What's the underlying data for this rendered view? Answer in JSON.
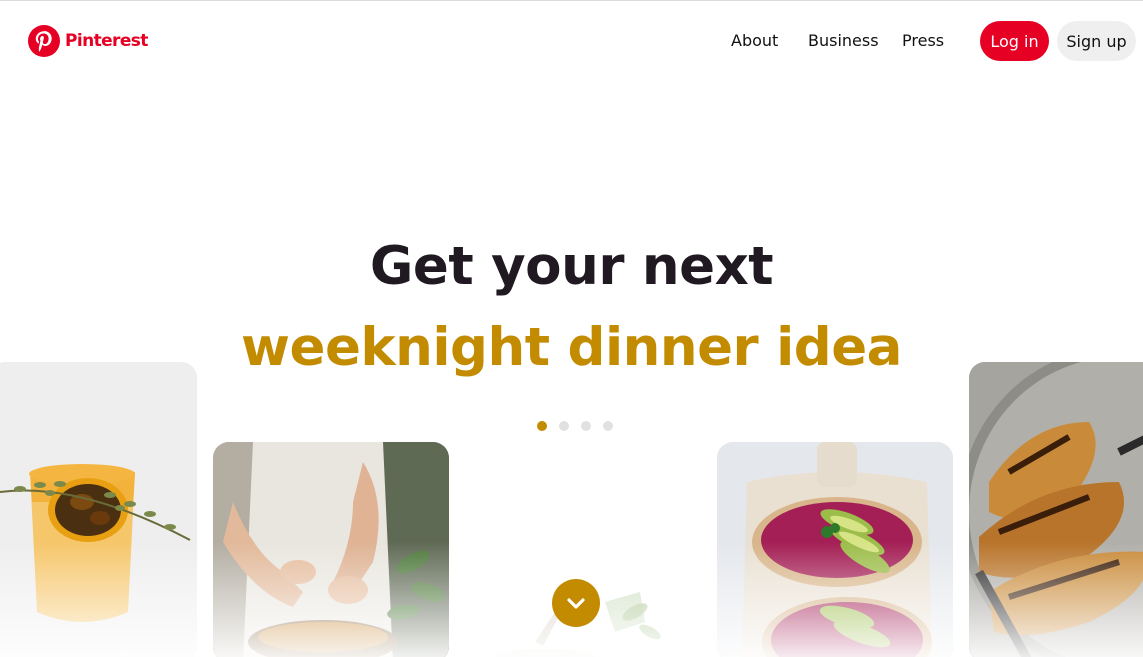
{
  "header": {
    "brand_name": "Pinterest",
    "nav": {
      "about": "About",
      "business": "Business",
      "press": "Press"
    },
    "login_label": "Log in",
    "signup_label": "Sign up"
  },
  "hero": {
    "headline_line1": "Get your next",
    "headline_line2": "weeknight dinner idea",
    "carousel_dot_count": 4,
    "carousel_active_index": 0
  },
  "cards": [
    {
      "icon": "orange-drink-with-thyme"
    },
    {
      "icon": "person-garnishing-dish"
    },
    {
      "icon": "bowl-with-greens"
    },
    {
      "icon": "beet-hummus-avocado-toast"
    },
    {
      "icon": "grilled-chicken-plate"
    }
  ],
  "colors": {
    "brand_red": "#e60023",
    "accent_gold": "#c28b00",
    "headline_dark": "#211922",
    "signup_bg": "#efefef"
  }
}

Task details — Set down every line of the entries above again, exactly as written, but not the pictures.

Task response —
What's the underlying data for this rendered view? Answer in JSON.
{
  "header": {
    "brand_name": "Pinterest",
    "nav": {
      "about": "About",
      "business": "Business",
      "press": "Press"
    },
    "login_label": "Log in",
    "signup_label": "Sign up"
  },
  "hero": {
    "headline_line1": "Get your next",
    "headline_line2": "weeknight dinner idea",
    "carousel_dot_count": 4,
    "carousel_active_index": 0
  },
  "cards": [
    {
      "icon": "orange-drink-with-thyme"
    },
    {
      "icon": "person-garnishing-dish"
    },
    {
      "icon": "bowl-with-greens"
    },
    {
      "icon": "beet-hummus-avocado-toast"
    },
    {
      "icon": "grilled-chicken-plate"
    }
  ],
  "colors": {
    "brand_red": "#e60023",
    "accent_gold": "#c28b00",
    "headline_dark": "#211922",
    "signup_bg": "#efefef"
  }
}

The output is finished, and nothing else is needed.